◆ Task to carry out
Write each entry out once more, please, precisely as shown.

◆ Recorded data
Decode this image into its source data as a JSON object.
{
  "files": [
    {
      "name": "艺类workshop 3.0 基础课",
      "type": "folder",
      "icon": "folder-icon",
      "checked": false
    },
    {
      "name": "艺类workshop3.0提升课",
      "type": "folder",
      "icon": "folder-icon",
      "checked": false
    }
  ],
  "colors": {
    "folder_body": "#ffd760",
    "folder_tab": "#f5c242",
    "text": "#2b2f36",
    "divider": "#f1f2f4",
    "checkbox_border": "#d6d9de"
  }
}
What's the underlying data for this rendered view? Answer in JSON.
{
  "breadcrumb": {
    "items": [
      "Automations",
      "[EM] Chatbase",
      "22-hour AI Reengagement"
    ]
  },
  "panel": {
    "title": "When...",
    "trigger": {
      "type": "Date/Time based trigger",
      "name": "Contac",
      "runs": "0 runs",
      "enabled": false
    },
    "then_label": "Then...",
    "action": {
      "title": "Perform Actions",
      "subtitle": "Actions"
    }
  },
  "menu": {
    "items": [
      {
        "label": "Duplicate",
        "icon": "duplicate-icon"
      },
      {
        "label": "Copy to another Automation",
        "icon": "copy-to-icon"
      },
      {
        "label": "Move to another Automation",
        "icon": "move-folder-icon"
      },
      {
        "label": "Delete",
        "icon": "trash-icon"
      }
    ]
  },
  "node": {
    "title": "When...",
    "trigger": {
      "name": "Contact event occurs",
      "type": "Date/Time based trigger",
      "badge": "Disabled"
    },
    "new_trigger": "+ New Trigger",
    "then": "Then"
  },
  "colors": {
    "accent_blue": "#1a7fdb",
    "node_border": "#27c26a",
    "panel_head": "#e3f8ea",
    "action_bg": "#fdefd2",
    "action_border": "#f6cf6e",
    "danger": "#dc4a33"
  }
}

◆ Result of this exercise
Decode this image into its source data as a JSON object.
{
  "files": [
    {
      "name": "艺类workshop 3.0 基础课",
      "type": "folder",
      "icon": "folder-icon",
      "checked": false
    },
    {
      "name": "艺类workshop3.0提升课",
      "type": "folder",
      "icon": "folder-icon",
      "checked": false
    }
  ],
  "colors": {
    "folder_body": "#ffd760",
    "folder_tab": "#f5c242",
    "text": "#2b2f36",
    "divider": "#f1f2f4",
    "checkbox_border": "#d6d9de"
  }
}
What's the underlying data for this rendered view? Answer in JSON.
{
  "breadcrumb": {
    "items": [
      "Automations",
      "[EM] Chatbase",
      "22-hour AI Reengagement"
    ]
  },
  "panel": {
    "title": "When...",
    "trigger": {
      "type": "Date/Time based trigger",
      "name": "Contac",
      "runs": "0 runs",
      "enabled": false
    },
    "then_label": "Then...",
    "action": {
      "title": "Perform Actions",
      "subtitle": "Actions"
    }
  },
  "menu": {
    "items": [
      {
        "label": "Duplicate",
        "icon": "duplicate-icon"
      },
      {
        "label": "Copy to another Automation",
        "icon": "copy-to-icon"
      },
      {
        "label": "Move to another Automation",
        "icon": "move-folder-icon"
      },
      {
        "label": "Delete",
        "icon": "trash-icon"
      }
    ]
  },
  "node": {
    "title": "When...",
    "trigger": {
      "name": "Contact event occurs",
      "type": "Date/Time based trigger",
      "badge": "Disabled"
    },
    "new_trigger": "+ New Trigger",
    "then": "Then"
  },
  "colors": {
    "accent_blue": "#1a7fdb",
    "node_border": "#27c26a",
    "panel_head": "#e3f8ea",
    "action_bg": "#fdefd2",
    "action_border": "#f6cf6e",
    "danger": "#dc4a33"
  }
}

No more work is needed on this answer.